Easy-to-read, color-coded tables identify the most relevant information at a glance. The hazard table alerts you to any upcoming road weather hazards such as hoar frost, snow, ice, and freezing rain. The platform gives you a clear overview of road-surface temperatures and data from RWIS sites. View real-time observations, forecasts for the coming 3 hours, and animated precipitation type radar to distinguish between rain, hail, snow, and freezing rain. RoadMaster customers with Route-Based Forecasts can now view them on the RoadMaster Dashboard map, without having to go to the Classic pages.

Additionally, to help the team get up and running, the experts can deliver familiarization training. These sessions included highways meteorology training to ensure a swift and smooth mobilization.

4. Developing and innovating for the future

Meeting the growing needs of customers and collaborating with them to innovate for the future is a crucial part of supporting winter road maintenance.

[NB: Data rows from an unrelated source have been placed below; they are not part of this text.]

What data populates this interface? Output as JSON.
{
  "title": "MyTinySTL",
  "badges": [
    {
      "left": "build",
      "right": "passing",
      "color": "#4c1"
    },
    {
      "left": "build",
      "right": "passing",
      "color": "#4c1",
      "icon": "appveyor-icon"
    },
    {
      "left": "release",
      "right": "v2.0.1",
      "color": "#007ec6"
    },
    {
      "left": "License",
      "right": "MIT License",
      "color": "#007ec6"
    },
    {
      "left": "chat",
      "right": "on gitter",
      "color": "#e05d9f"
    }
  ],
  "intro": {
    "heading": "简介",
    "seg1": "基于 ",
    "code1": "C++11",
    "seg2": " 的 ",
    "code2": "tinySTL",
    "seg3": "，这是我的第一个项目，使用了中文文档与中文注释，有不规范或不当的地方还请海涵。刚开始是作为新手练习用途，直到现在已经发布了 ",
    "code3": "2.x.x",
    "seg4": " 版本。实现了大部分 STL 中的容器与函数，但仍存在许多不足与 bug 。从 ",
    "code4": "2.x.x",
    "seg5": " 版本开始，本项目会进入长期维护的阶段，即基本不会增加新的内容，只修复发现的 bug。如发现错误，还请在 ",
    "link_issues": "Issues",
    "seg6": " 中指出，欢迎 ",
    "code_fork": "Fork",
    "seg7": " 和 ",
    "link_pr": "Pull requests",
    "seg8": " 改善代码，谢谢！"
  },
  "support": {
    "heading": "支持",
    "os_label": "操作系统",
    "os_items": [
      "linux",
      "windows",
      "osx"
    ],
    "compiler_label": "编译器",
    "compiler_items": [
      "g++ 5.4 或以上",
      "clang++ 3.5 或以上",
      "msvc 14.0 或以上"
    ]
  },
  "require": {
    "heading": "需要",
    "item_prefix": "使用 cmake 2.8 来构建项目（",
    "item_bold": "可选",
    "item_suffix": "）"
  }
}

Suggestions for improvement made by DTN customer, Oxfordshire County Council, have led directly to product updates. Likewise, collaborating with Essex Highways means that the weather experts are confident the solution meets their requirements.

It’s also about helping customers to transition to new, more modern approaches. Northamptonshire County Council Highways team wanted to upgrade its strategy, replacing traditional area-based weather forecasting service with a more modern route-based forecasting approach. The success speaks for itself. According to -Richard Woodhouse, Senior Maintenance and Innovation Manager at Northamptonshire County Council. “With Route-Based Forecasting for Northamptonshire County Council, it’s looking like we saved around 9.2% of the total winter maintenance budget.”